## Requirement
Which lines of the records below contain the word "period"? Copy each of them out.

## Records shown
════
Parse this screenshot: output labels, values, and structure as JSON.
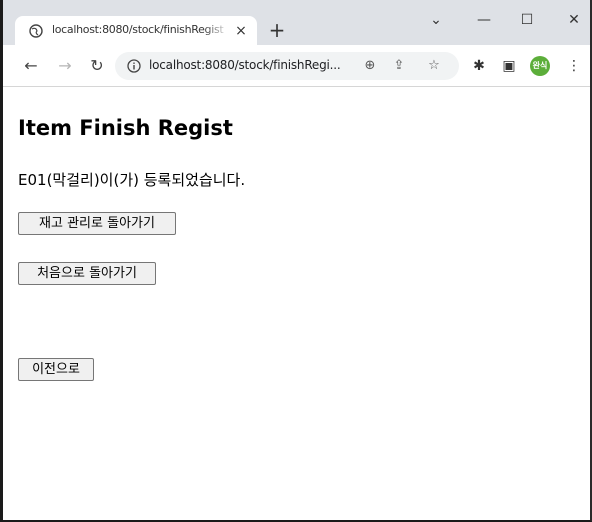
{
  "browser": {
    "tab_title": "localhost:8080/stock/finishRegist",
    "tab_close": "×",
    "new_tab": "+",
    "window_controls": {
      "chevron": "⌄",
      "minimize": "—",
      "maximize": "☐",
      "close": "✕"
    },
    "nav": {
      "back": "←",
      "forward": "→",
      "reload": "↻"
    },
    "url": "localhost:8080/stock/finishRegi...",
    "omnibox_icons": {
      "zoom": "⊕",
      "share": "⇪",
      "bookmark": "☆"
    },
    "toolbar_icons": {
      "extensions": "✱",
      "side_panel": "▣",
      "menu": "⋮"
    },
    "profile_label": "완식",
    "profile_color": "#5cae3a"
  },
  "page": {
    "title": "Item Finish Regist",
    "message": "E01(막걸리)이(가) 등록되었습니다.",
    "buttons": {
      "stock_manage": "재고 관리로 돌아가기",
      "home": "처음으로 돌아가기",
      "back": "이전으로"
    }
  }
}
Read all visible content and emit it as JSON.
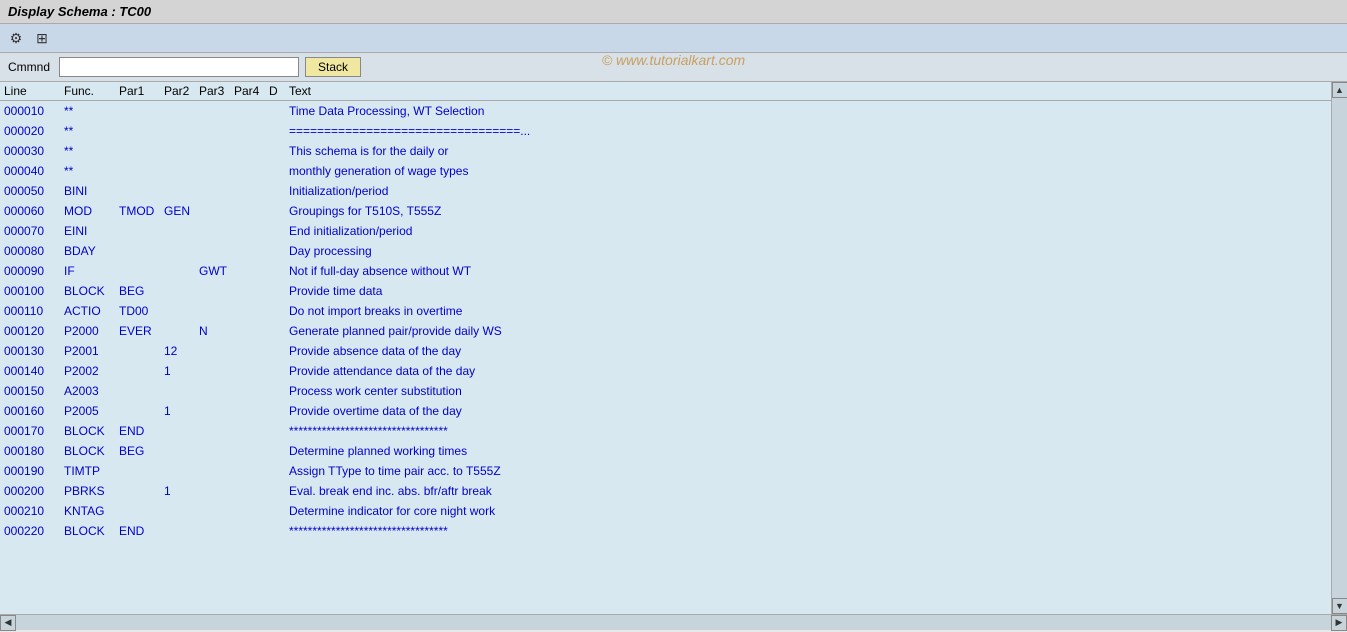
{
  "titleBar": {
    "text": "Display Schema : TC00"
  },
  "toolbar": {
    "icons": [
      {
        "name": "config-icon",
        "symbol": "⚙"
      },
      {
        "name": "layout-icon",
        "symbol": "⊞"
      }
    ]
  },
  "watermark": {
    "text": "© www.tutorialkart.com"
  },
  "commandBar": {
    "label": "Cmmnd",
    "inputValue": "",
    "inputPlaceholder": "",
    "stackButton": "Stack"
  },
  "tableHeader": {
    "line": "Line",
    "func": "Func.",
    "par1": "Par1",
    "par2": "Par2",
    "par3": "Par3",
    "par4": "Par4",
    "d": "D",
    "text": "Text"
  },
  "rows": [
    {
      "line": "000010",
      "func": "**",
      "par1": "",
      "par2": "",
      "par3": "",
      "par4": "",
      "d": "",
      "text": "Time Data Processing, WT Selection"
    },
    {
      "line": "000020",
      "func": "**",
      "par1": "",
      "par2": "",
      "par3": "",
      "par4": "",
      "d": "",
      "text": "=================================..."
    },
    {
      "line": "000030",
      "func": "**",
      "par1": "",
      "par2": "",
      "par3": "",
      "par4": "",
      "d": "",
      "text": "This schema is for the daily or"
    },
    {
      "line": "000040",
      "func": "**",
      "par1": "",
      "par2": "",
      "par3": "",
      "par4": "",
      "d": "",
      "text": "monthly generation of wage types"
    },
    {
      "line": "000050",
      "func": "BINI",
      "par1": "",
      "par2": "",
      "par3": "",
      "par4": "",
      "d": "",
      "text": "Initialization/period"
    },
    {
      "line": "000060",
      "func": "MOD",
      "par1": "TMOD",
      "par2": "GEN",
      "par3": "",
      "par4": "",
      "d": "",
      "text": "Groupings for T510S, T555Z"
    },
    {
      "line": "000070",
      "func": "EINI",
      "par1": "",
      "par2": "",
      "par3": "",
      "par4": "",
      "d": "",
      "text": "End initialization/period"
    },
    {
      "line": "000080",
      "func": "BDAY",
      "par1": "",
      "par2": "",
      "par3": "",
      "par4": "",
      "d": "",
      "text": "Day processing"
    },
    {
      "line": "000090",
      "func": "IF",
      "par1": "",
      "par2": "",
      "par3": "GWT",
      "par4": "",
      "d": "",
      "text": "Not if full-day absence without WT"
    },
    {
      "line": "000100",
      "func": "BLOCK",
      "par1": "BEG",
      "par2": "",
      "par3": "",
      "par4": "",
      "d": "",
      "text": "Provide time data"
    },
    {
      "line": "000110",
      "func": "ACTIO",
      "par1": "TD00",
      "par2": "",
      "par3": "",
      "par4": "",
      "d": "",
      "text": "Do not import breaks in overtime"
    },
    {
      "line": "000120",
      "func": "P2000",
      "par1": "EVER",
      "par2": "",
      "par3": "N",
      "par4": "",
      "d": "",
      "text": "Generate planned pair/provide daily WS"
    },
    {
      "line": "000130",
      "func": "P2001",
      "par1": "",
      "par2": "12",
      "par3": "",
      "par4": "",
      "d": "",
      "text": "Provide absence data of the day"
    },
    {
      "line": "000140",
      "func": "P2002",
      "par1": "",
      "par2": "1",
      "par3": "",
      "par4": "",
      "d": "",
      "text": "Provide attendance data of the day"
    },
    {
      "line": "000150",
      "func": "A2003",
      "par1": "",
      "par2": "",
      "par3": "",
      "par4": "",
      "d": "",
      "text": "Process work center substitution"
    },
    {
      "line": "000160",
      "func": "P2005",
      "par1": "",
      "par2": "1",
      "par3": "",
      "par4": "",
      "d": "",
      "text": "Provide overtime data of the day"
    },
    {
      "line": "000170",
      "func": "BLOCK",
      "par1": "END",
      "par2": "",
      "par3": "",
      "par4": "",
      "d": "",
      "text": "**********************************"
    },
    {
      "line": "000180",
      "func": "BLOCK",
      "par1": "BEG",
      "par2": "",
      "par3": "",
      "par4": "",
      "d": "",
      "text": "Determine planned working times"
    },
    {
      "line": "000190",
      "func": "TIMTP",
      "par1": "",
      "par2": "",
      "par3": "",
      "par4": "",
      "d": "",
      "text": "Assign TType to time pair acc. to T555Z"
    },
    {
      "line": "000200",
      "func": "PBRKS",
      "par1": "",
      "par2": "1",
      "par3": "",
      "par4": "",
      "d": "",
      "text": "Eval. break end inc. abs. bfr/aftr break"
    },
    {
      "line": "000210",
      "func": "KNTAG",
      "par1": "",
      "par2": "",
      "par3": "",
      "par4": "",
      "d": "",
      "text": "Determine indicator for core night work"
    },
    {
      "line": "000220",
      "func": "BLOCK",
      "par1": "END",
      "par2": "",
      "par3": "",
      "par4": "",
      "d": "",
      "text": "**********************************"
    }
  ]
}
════
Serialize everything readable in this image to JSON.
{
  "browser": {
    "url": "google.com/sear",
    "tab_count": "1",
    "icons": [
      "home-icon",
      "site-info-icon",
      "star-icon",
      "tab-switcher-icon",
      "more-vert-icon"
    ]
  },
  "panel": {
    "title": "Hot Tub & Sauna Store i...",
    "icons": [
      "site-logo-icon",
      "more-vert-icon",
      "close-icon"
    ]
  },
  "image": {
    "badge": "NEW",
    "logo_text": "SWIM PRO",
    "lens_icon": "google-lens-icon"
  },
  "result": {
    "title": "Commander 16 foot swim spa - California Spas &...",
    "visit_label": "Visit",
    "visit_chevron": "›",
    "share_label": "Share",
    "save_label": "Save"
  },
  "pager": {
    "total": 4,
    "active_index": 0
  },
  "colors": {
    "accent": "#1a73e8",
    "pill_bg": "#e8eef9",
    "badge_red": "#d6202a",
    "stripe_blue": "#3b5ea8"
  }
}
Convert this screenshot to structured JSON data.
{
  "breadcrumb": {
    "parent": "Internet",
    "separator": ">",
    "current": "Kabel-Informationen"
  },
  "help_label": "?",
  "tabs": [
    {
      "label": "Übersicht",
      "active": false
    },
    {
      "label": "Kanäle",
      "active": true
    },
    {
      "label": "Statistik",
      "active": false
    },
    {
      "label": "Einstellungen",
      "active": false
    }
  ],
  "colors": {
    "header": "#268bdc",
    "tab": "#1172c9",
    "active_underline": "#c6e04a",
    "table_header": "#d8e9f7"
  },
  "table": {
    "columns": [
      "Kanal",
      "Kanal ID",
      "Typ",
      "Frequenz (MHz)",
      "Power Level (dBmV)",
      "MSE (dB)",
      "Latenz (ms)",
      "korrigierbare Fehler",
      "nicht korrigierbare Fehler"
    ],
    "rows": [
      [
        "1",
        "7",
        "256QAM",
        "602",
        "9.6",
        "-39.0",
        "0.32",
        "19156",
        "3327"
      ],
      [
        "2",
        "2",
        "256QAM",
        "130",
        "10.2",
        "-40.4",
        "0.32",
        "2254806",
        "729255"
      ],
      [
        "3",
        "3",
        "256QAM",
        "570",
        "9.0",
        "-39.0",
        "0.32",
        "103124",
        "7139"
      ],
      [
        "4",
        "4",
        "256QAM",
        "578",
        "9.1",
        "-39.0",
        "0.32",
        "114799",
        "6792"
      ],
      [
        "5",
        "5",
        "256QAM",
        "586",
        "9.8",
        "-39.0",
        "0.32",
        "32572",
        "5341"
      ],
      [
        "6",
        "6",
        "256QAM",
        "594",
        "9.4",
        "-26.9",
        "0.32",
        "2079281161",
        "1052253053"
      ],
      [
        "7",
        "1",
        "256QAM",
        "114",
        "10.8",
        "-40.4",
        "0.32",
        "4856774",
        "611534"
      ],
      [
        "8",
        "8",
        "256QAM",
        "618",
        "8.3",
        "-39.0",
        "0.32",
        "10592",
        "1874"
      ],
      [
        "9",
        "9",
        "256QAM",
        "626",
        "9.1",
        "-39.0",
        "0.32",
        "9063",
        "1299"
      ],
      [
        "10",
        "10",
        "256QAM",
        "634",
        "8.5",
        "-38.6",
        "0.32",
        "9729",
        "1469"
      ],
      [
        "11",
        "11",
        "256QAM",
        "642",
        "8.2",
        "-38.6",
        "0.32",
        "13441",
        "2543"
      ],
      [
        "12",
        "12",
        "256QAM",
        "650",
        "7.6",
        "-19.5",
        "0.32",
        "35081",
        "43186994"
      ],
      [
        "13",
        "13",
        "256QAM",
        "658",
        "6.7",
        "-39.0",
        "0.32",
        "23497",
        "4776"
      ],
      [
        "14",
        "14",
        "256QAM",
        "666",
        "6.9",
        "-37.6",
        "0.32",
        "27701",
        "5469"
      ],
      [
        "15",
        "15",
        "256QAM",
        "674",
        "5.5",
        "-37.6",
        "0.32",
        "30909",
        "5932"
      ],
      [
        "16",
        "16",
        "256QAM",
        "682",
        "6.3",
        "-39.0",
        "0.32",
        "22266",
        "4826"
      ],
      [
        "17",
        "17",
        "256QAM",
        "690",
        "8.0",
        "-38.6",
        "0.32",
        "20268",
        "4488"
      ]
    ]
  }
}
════
## Solution for this task
      "text": "Initialization/period"
      "text": "End initialization/period"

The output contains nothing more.